What to do
Report every line from the material that contains the word "Deal".

Given records
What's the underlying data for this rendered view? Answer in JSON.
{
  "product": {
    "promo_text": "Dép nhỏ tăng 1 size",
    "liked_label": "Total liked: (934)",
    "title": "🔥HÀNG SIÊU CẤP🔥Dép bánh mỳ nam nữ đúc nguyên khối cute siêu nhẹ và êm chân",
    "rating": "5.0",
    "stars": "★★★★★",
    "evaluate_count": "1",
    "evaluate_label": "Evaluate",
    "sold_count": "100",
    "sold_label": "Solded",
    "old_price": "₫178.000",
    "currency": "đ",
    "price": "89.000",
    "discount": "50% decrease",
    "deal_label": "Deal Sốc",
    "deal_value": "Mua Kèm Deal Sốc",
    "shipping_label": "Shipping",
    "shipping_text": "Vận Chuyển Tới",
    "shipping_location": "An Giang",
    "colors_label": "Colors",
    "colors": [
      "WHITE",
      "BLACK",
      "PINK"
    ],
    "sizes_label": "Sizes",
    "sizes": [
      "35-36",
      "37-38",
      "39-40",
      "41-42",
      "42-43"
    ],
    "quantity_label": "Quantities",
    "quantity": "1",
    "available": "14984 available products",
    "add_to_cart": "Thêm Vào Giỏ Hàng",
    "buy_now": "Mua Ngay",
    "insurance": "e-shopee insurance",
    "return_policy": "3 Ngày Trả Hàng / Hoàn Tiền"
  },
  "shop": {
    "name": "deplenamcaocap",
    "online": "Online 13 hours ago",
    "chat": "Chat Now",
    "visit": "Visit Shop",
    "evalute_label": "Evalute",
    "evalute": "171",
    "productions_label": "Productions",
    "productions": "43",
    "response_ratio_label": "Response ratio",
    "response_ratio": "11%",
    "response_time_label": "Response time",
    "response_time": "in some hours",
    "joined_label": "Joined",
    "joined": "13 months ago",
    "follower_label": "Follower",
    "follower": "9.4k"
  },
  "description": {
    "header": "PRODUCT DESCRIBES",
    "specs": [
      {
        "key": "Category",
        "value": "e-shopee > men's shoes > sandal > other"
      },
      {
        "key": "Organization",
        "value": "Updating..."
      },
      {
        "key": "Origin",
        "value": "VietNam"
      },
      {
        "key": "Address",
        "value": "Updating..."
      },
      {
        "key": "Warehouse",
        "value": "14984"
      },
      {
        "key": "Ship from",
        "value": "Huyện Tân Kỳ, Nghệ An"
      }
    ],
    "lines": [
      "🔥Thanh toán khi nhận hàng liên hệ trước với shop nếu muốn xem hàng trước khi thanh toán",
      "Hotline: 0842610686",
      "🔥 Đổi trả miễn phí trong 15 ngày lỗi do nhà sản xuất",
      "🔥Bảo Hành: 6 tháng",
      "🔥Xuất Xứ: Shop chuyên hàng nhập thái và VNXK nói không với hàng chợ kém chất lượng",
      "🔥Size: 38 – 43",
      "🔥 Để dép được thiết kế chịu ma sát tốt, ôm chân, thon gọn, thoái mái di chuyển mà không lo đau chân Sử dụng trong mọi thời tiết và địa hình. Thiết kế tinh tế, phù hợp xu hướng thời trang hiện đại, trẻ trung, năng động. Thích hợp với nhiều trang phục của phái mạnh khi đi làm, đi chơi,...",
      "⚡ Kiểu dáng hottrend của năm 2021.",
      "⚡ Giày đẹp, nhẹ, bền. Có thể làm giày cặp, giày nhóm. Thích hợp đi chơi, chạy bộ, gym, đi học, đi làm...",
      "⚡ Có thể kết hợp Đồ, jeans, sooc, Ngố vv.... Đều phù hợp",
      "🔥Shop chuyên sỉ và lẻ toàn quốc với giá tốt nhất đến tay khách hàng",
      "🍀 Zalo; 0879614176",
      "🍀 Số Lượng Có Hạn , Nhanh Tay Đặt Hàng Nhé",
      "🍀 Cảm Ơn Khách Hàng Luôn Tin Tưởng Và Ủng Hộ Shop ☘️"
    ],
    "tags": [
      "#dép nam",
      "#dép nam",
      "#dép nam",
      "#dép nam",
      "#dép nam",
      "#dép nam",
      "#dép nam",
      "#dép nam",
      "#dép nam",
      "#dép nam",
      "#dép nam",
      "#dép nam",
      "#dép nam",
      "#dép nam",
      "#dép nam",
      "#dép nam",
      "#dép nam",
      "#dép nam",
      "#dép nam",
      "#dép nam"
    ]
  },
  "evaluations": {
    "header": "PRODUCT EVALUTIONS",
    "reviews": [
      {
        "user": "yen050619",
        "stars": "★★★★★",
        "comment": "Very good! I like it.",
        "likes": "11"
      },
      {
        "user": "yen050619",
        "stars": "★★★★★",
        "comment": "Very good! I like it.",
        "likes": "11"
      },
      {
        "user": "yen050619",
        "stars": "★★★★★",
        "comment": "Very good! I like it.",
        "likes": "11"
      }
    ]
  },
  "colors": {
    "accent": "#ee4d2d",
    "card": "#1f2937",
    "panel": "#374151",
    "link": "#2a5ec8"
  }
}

Result
    "deal_label": "Deal Sốc",
    "deal_value": "Mua Kèm Deal Sốc",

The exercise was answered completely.